The glam-rocker fell from grace in 1999 when he was jailed for possessing 4,000 images of child pornography.

In 2002 Glitter was expelled from Cambodia over unspecified allegations, and in March 2006 he was convicted of sexually abusing two girls, aged 10 and 11, in Vietnam.

During the trial, all three of Glitter’s victims sobbed as they recounted their ordeals.

One woman, now in her 50s, described how she had attended a party at a house – where she had previously met Alvin Stardust – on the night she was attacked in 1975.

She remembered Glitter smelling of “booze and cigarettes” and putting his arm over her, making her feel “uncomfortable”.

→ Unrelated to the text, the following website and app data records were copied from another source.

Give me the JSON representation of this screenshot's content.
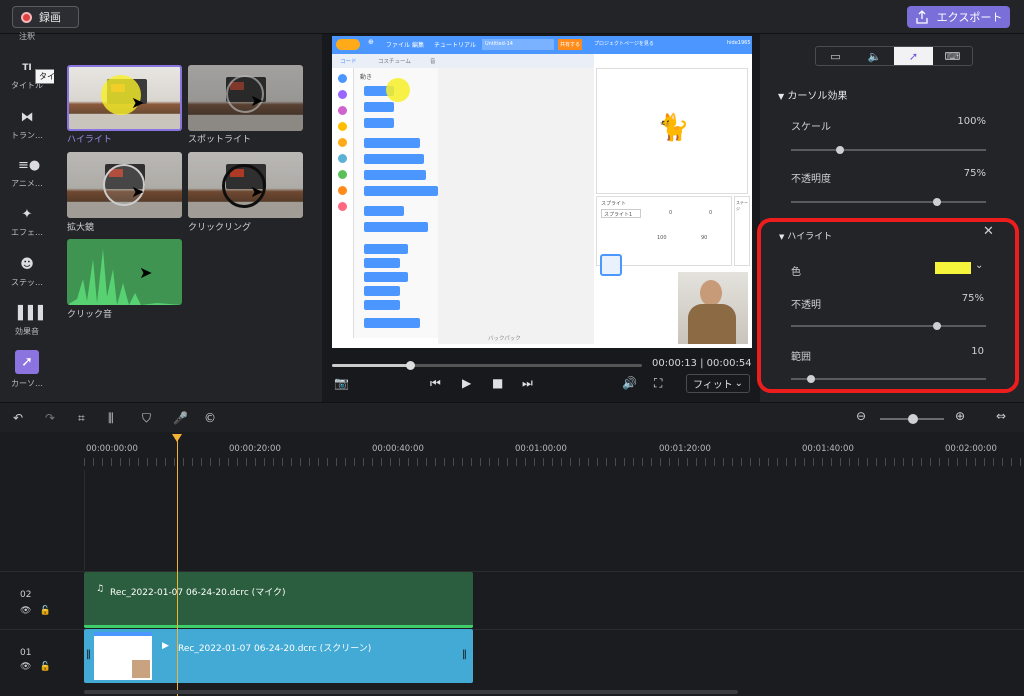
{
  "topbar": {
    "record_label": "録画",
    "export_label": "エクスポート"
  },
  "sidebar": {
    "items": [
      {
        "label": "注釈",
        "icon": "annotation-icon"
      },
      {
        "label": "タイトル",
        "icon": "title-icon"
      },
      {
        "label": "トラン…",
        "icon": "transition-icon"
      },
      {
        "label": "アニメ…",
        "icon": "animation-icon"
      },
      {
        "label": "エフェ…",
        "icon": "effect-icon"
      },
      {
        "label": "ステッ…",
        "icon": "sticker-icon"
      },
      {
        "label": "効果音",
        "icon": "sound-effect-icon"
      },
      {
        "label": "カーソ…",
        "icon": "cursor-icon"
      }
    ],
    "title_icon_text": "TI",
    "tooltip": "タイトル"
  },
  "assets": {
    "items": [
      {
        "label": "ハイライト"
      },
      {
        "label": "スポットライト"
      },
      {
        "label": "拡大鏡"
      },
      {
        "label": "クリックリング"
      },
      {
        "label": "クリック音"
      }
    ]
  },
  "preview": {
    "timecode": "00:00:13 | 00:00:54",
    "fit_label": "フィット",
    "scratch": {
      "tabs": [
        "コード",
        "コスチューム",
        "音"
      ],
      "menu": [
        "ファイル",
        "編集",
        "チュートリアル"
      ],
      "project_title": "Untitled-14",
      "share_button": "共有する",
      "project_page": "プロジェクトページを見る",
      "user": "hide1965",
      "category_title": "動き",
      "sprite_label": "スプライト",
      "sprite_name": "スプライト1",
      "x_value": "0",
      "y_value": "0",
      "size_value": "100",
      "direction_value": "90",
      "backpack": "バックパック",
      "stage_label": "ステージ"
    }
  },
  "props": {
    "cursor_effect_title": "カーソル効果",
    "scale_label": "スケール",
    "scale_value": "100%",
    "scale_level": 0.25,
    "opacity_label": "不透明度",
    "opacity_value": "75%",
    "opacity_level": 0.75,
    "highlight_title": "ハイライト",
    "color_label": "色",
    "highlight_color": "#f7f53b",
    "hl_opacity_label": "不透明",
    "hl_opacity_value": "75%",
    "hl_opacity_level": 0.75,
    "range_label": "範囲",
    "range_value": "10",
    "range_level": 0.1
  },
  "timeline": {
    "ticks": [
      "00:00:00:00",
      "00:00:20:00",
      "00:00:40:00",
      "00:01:00:00",
      "00:01:20:00",
      "00:01:40:00",
      "00:02:00:00"
    ],
    "tracks": [
      {
        "num": "02",
        "clip_title": "Rec_2022-01-07 06-24-20.dcrc (マイク)"
      },
      {
        "num": "01",
        "clip_title": "Rec_2022-01-07 06-24-20.dcrc (スクリーン)"
      }
    ]
  },
  "colors": {
    "accent": "#7a6fd8",
    "playhead": "#f2b233",
    "audio_clip": "#2b5e3e",
    "video_clip": "#43aad6",
    "highlight_box": "#ee1d1d"
  }
}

The victim said she did not try to push him away because she did not want to be rude. Some years later, the woman warned a friend to steer clear of Glitter because he was “dangerous”.

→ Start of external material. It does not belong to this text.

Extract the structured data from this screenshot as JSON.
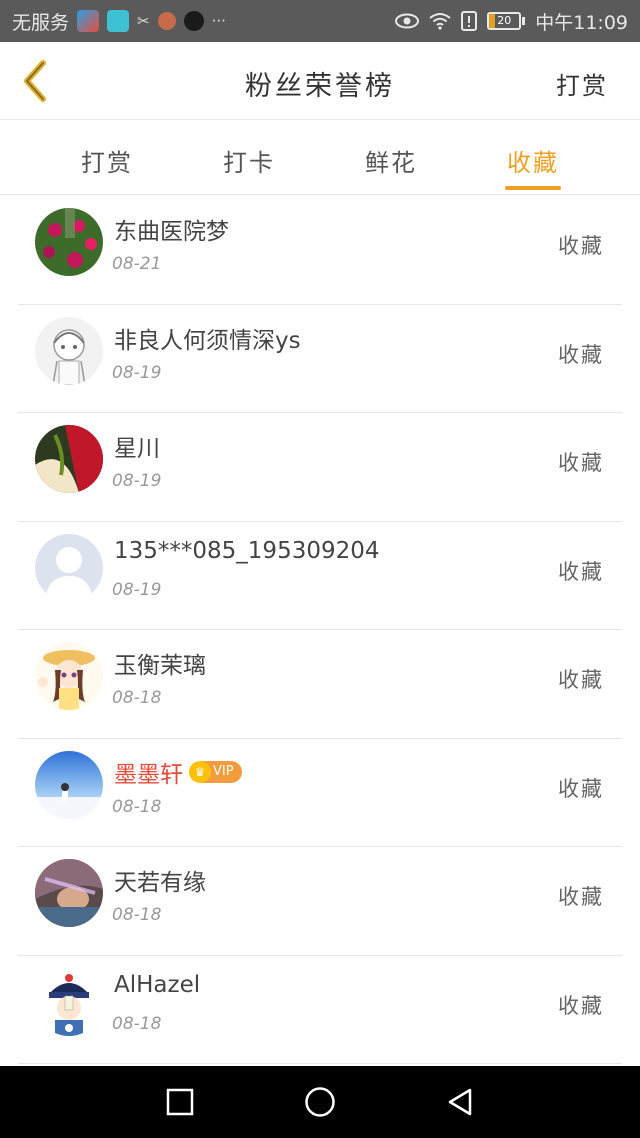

Glitter’s second victim was 12 years old when he attacked her after a spring 1977 show at Leicester nightclub Baileys.

She initially went backstage with her mother and had a gold jacket autographed while drinking Moet champagne, but was then invited to the singer’s Holiday Inn hotel suite.

Once back in the room, star songwriter, producer and Glitter’s manager Mike Leander led the girl’s mother away, while Glitter took her by the hand into a bedroom where he told her comic Spike Milligan had a gun and was after Glitter for sleeping with his wife.

The girl tried to push the naked singer away, but as she lifted her hands, he shouted at her not to touch his hair, telling her he had a “phobia”.

He then pushed her on to the bed and subjected her to a prolonged period of sexual abuse.

The following morning he told the youngster: “You are a really clever girl, you got dressed before your mum came in.”

In a statement to the court, Anne Glover, a chambermaid who worked at the Holiday Inn in 1977, claimed she had walked into the former star’s bathroom to see him sitting in the bath with a girl she thought was around 12. There was no suggestion it was the second victim, and the evidence was never put before the jury.

Two indecent assault charges related to a third girl, who was aged 13 when the singer invited her to sit on his lap in his dressing room between October 1979 and December 1980.

Wearing a silver sequinned jumpsuit unzipped to the navel, and silver platform boots, he forcefully kissed the youngster and then slid his hand up her skirt.

She had been taken backstage to meet her “idol” as a surprise arranged by her mother’s partner, but after the attack in a club called Baileys in Watford, Glitter told the youngster it was their “secret”.

It was only after his arrest under Operation Yewtree that the woman went to the police.

Glitter denied all the allegations, claiming there was no way he could have abused the girls in his dressing room because his rigorous wig-maintenance routine required him to return to his suite immediately and clean his hairpiece.